Is low income hyphenated? That’s the question we’re asking today. We’re looking at low income vs low-income to see when we do or don’t use a hyphen in sentences. What are the rules that come with it?
Low Income Or Low-Income – Hyphenated Or Not?
When we discuss the low income hyphen rule, we hyphenate the words when we use them as an adjective to modify nouns or objects in a clause. We don’t hyphenate the two words when we’re using them as a noun on their own.
Examples Of When To Use “Low Income”
It’s time to look at some examples that might help us better grasp how to use the two forms. We’ll start with the unhyphenated version and see how we use the phrase as a noun rather than an adjective. In this case, you’ll almost always find the phrase at the end of the clause.
- My family is low income.
- This neighborhood is low income.
- The country is low income.
- I can’t work for a low income.
- I’ve always been stuck with a low income.
Examples Of When To Use “Low-Income”
But what happens when we hyphenate the words instead? We use them as an adjective in this form, which means we modify a noun or object in the clause to help the reader understand its meaning better.
- We’re from a low-income household.
- Low-income areas are the worst affected.
- Low-income countries struggle to provide for their people.
- We’re from a low-income city.
- I can’t work in a low-income job.
Is Low Income Hyphenated AP Style?
The AP stylebook is a useful tool when you want to learn about rules to do with English. When we look at hyphen rules in the AP style, we learn that hyphens act as “joiners” between two or more closely linked words. When we use them, the words become adjectives that modify nouns or objects in a sentence. It’s a useful way to help the reader understand a little more about the context of what they’re reading.
Should I Capitalize “Income” In The Word “Low-Income”?
When we look through capitalization rules, we’re met with a new challenge with hyphenated words. Should you capitalize the second word in a hyphenated form? Well, the answer is a little more complex than a simple yes or no. It depends on which of the three main title styles you use to write with. Let’s look at them and see which one uses which style.

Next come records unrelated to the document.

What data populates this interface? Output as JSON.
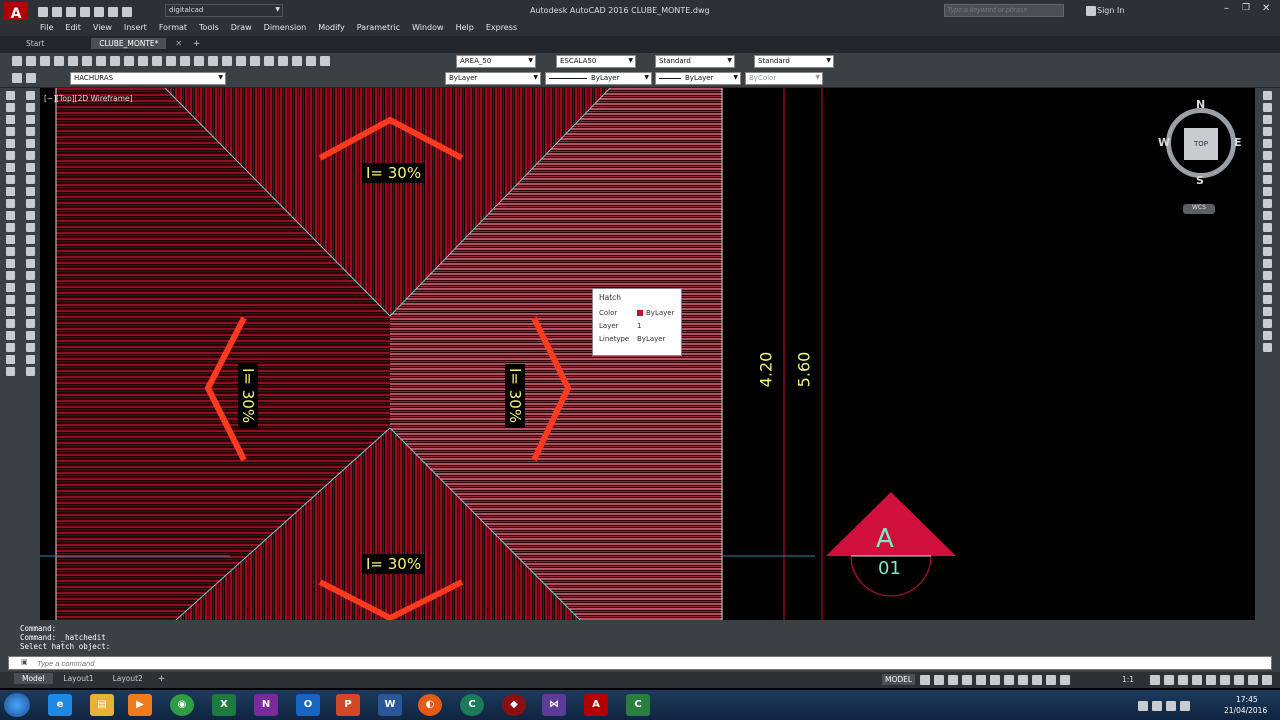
{
  "app": {
    "title": "Autodesk AutoCAD 2016    CLUBE_MONTE.dwg",
    "logo_letter": "A",
    "workspace": "digitalcad",
    "search_placeholder": "Type a keyword or phrase",
    "sign_in": "Sign In"
  },
  "menu": [
    "File",
    "Edit",
    "View",
    "Insert",
    "Format",
    "Tools",
    "Draw",
    "Dimension",
    "Modify",
    "Parametric",
    "Window",
    "Help",
    "Express"
  ],
  "doc_tabs": [
    {
      "label": "Start",
      "active": false
    },
    {
      "label": "CLUBE_MONTE*",
      "active": true
    }
  ],
  "toolbar1": {
    "text_style": "ÁREA_50",
    "dim_style": "ESCALA50",
    "table_style": "Standard",
    "mleader_style": "Standard"
  },
  "toolbar2": {
    "layer": "HACHURAS",
    "color": "ByLayer",
    "linetype": "ByLayer",
    "lineweight": "ByLayer",
    "plotstyle": "ByColor"
  },
  "viewport": {
    "label": "[−][Top][2D Wireframe]",
    "slope_label": "I= 30%",
    "dim_1": "4.20",
    "dim_2": "5.60",
    "section_letter": "A",
    "section_number": "01",
    "hatch_red": "#c8102e",
    "hatch_pink": "#e0607a",
    "slope_color": "#ff3b1f",
    "text_yellow": "#f5f57a"
  },
  "viewcube": {
    "north": "N",
    "south": "S",
    "east": "E",
    "west": "W",
    "face": "TOP",
    "ucs": "WCS"
  },
  "tooltip": {
    "title": "Hatch",
    "rows": [
      {
        "key": "Color",
        "value": "ByLayer"
      },
      {
        "key": "Layer",
        "value": "1"
      },
      {
        "key": "Linetype",
        "value": "ByLayer"
      }
    ]
  },
  "command": {
    "history": [
      "Command:",
      "Command: _hatchedit",
      "Select hatch object:"
    ],
    "placeholder": "Type a command"
  },
  "layout_tabs": [
    "Model",
    "Layout1",
    "Layout2"
  ],
  "status": {
    "mode": "MODEL",
    "scale": "1:1"
  },
  "clock": {
    "time": "17:45",
    "date": "21/04/2016"
  }
}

The first style capitalizes only the first word and any proper nouns in the title. In this case, “low-income” is never capitalized unless you start the title with it (then only “low” is capitalized). The second style capitalizes all words except for short prepositions, conjunctions, and articles. In this style, you’d always capitalize “low” but never capitalize “income.”
The final style capitalizes all words in a title regardless of length or meaning. In this style, both words in “low-income” are capitalized. Even though the hyphen treats them as one word, the title style ignores that and capitalizes them regardless.
Alternatives To “Low Income”
One of the best ways to help you wrap your head around the meaning of a word is by using alternatives. If you’re not quite familiar with or grasping the hyphen rule and stuck between low income or low-income, you could always use a synonym that holds the same meaning. This way, you don’t have to worry about getting any language rules wrong and use a word you understand instead.
Quiz – Low Income Or Low-Income?
It’s time for a quiz to see what you’ve learned about the differences between low-income or low income. We’ll put your knowledge to the test, and you can compare your answers in the section at the end. If you’ve paid attention to all the rules in the article, you should have no problem with this!
- (A. low income / B. low-income) families live in this area.
- We live in a (A. low income / B. low-income) neighborhood.
- They say they’re (A. low income / B. low-income).
- This job is considered to be (A. low income / B. low-income).
- I hold a (A. low income / B. low-income) position.
Martin holds a Master’s degree in Finance and International Business. He has six years of experience in professional communication with clients, executives, and colleagues. Furthermore, he has teaching experience from Aarhus University. Martin has been featured as an expert in communication and teaching on Forbes and Shopify. Read more about Martin here.